Read Time: 4 Minutes|
October 6, 2021
According to the Motley Fool, the median down payment for a home purchased in early June 2021 was $27,850, though this number can vary from state to state. Additionally, according to a survey conducted by the National Association of Realtors, the median down payment percentage was 12% of the home’s value.
Not only will you need to have some money saved to put down on a house, but lenders will also look at your level of debt in determining whether to approve you for a loan. In addition to the down payment, there are also closing costs, property taxes, and ongoing repairs and maintenance costs to save up for.
Obviously, you will need to have a few bucks on hand when the time comes to buy a house. However, saving enough money can understandably be tough. Here are some ideas on how to grow your savings and buy a house sooner rather than later.
While you save some money for a down payment, you will also need to simultaneously maintain a good credit score. This is very important because it helps your chances of being approved for a mortgage by showing the lender that you are likely to repay your loan on time.
Therefore, while you’re saving for your down payment, avoid charging big purchases as this will increase your debt-to-income ratio and credit-in-use. Similarly, avoid applying for new credit and don’t miss any credit card or loan payments as those will also be considered major negatives. This is because your credit score is likely to be checked again during the time between application and closing. Carrying too much debt can make it more difficult to qualify for a mortgage, as well as make it more difficult for you to save money.
Lenders will often look at your DTI, or Debt-to-Income Ratio. Your DTI is your monthly debts divided by your gross monthly income, which is then converted into a percentage. Here is an example of a DTI Calculation:
Monthly Debts: $300 auto loan + $100 student loan + $800 rent + $200 credit card debt = $1,400
Gross Monthly Income: $4,000
$1,400 divided by $4,000 = 0.35, or 35%. Typically, a DTI under 36% is desired, but every lender is different. Making an effort to reduce your DTI will help you increase your savings and potentially help your chances of getting a loan.

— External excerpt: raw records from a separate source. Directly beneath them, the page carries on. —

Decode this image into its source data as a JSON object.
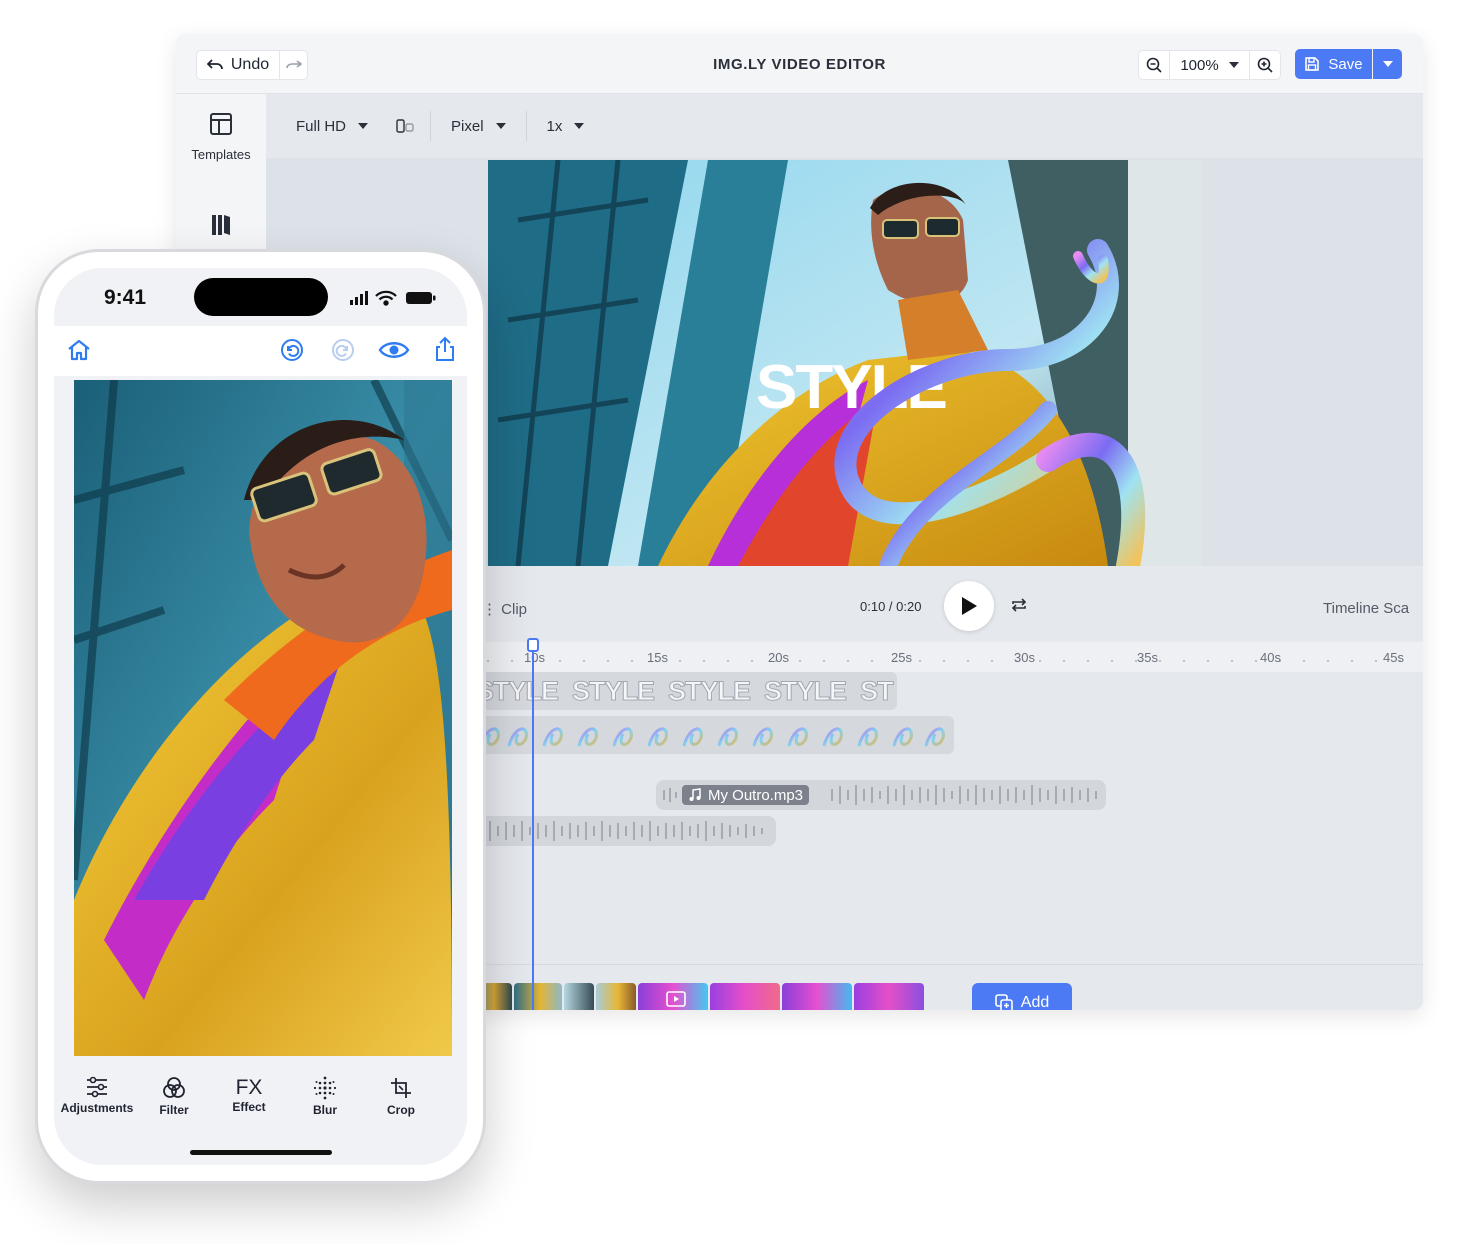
{
  "editor": {
    "title": "IMG.LY VIDEO EDITOR",
    "undo_label": "Undo",
    "zoom_value": "100%",
    "save_label": "Save",
    "rail": [
      {
        "label": "Templates"
      }
    ],
    "subbar": {
      "resolution": "Full HD",
      "unit": "Pixel",
      "scale": "1x"
    },
    "preview_text": "STYLE",
    "timeline": {
      "left_label": "Clip",
      "time": "0:10  /  0:20",
      "right_label": "Timeline Sca",
      "ticks": [
        "10s",
        "15s",
        "20s",
        "25s",
        "30s",
        "35s",
        "40s",
        "45s"
      ],
      "text_track": [
        "STYLE",
        "STYLE",
        "STYLE",
        "STYLE",
        "ST"
      ],
      "audio_label": "My Outro.mp3",
      "add_label": "Add"
    },
    "colors": {
      "accent": "#4c79f4"
    }
  },
  "phone": {
    "status_time": "9:41",
    "tools": [
      {
        "label": "Adjustments",
        "icon": "sliders-icon"
      },
      {
        "label": "Filter",
        "icon": "filter-circles-icon"
      },
      {
        "label": "Effect",
        "icon": "fx-icon",
        "glyph": "FX"
      },
      {
        "label": "Blur",
        "icon": "blur-dots-icon"
      },
      {
        "label": "Crop",
        "icon": "crop-icon"
      }
    ]
  }
}
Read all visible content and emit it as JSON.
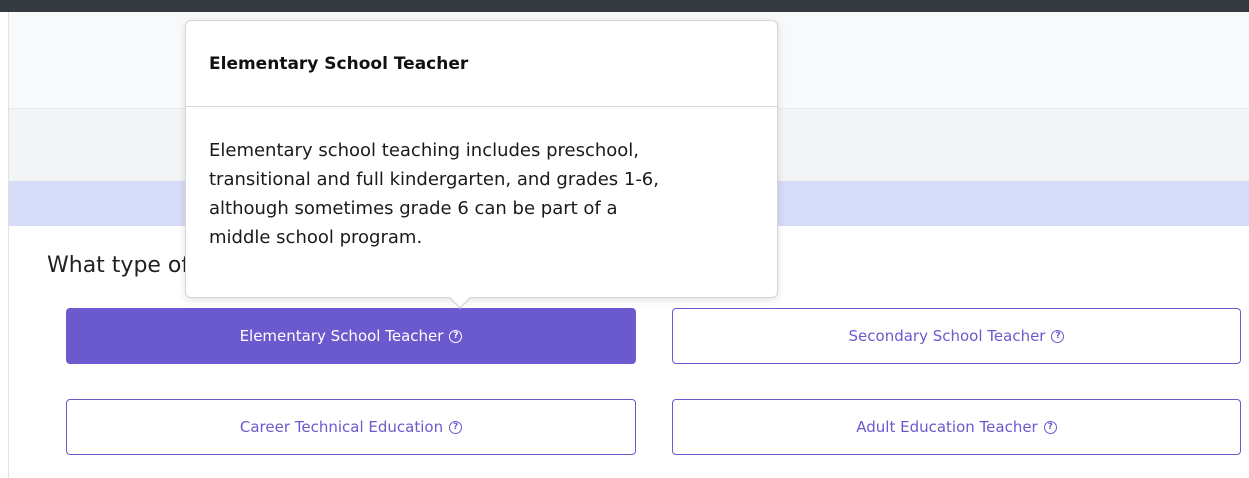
{
  "question": {
    "text": "What type of teacher are you interested in becoming?"
  },
  "options": [
    {
      "label": "Elementary School Teacher",
      "selected": true
    },
    {
      "label": "Secondary School Teacher",
      "selected": false
    },
    {
      "label": "Career Technical Education",
      "selected": false
    },
    {
      "label": "Adult Education Teacher",
      "selected": false
    }
  ],
  "help_icon": "question-circle-icon",
  "popover": {
    "title": "Elementary School Teacher",
    "body_lines": [
      "Elementary school teaching includes preschool,",
      "transitional and full kindergarten, and grades 1-6,",
      "although sometimes grade 6 can be part of a",
      "middle school program."
    ]
  },
  "colors": {
    "accent": "#6a5acd",
    "top_bar": "#343a40",
    "band_light": "#f8f9fb",
    "band_mid": "#f3f4f6",
    "band_lavender": "#d7dcf9"
  }
}
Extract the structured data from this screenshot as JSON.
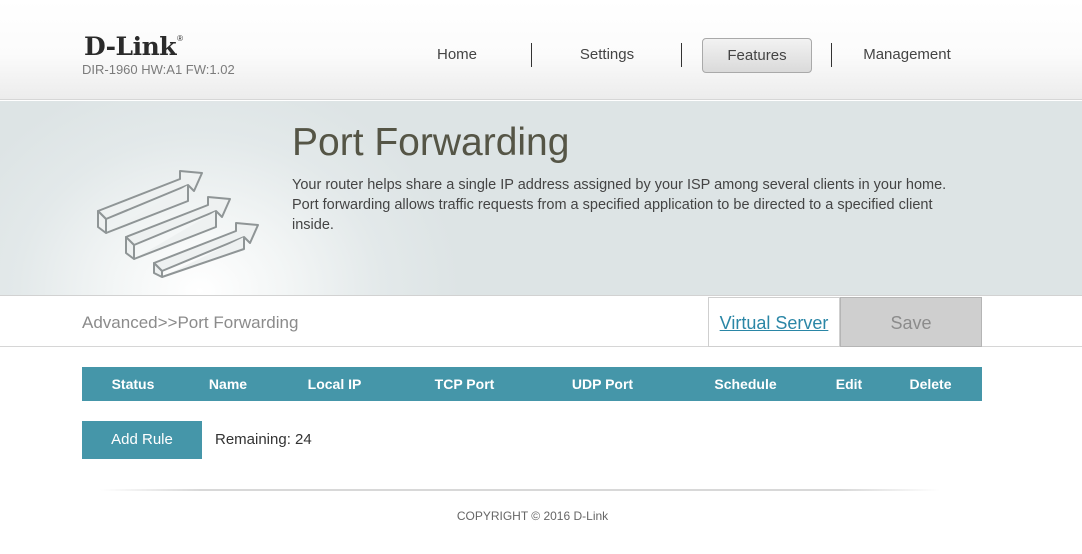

Buyers need to have cash on hand for closing costs of approximately 2% to 5% of the purchase price, depending on which state you live in. As an aside, if your down payment is less than 20% of the purchase price, you will likely incur the extra expense of PMI insurance. Having a 20% down payment will save you money over time, however, it’s not a requirement to buy a home.
An effective method of calculating your homebuying budget is called the “28% Rule.” This means that your mortgage should not be more than 28% of your gross income each month, and no more than 36% of your income should be debt.
Making a few small adjustments to your routine can help build a stronger financial portfolio over time. Adding a few bucks here and there, reducing costs and stashing away what you can will aid you in your down payment savings journey. Here are some ideas:
Calculate your monthly expenses and begin scrutinizing where you’re spending your money and then look for areas where you can cut back. Cut out unnecessary expenditures on entertainment, takeout food, and online ordering. Another idea is to downsize into a smaller place or sell your second car if you have one. Finally, skip the big vacation this year if you normally go away or spend a lot of money. Instead, do some local day trips to museums or a nearby lake. Be sure to place any money you save with any of these ideas towards your house savings.
If you can’t find a higher paying job and are unable to get a raise at your current job, consider getting a “side hustle.” If you have the time, there’s plenty to do for income in the “gig economy” on evenings and weekends. If you’re buying a house with another person, consider partnering up with them on the side gig and try to make it fun. Some popular side hustles include Uber, Uber Eats, Doordash and Fiverr. An extra $100 a week is $400 a month, and an extra $400 a month over a year is $4800, which could be just enough to put you over the 20% conventional down payment edge.
Make it known to those close to you that you’re saving for a house. Remind them again when the time approaches when they would ordinarily give you a present. They may be more likely to give you cash as many people enjoy helping a good cause.
Consider using an app that will automatically save some of your paycheck each week. Some banks offer a free service that rounds up your purchases to the nearest dollar and places the difference into your savings account. Implementing these ideas will help grow your savings rather quickly.
Whether you’re looking to buy soon or just starting your research, beginning to save money now for a house will pay dividends for you down the road. Also, familiarizing yourself with down payment requirements will be tremendously helpful when the time is right for you.
In the meantime, use our Mortgage Calculator to help estimate how much house you can afford, as well as how much savings you may need to become a homeowner.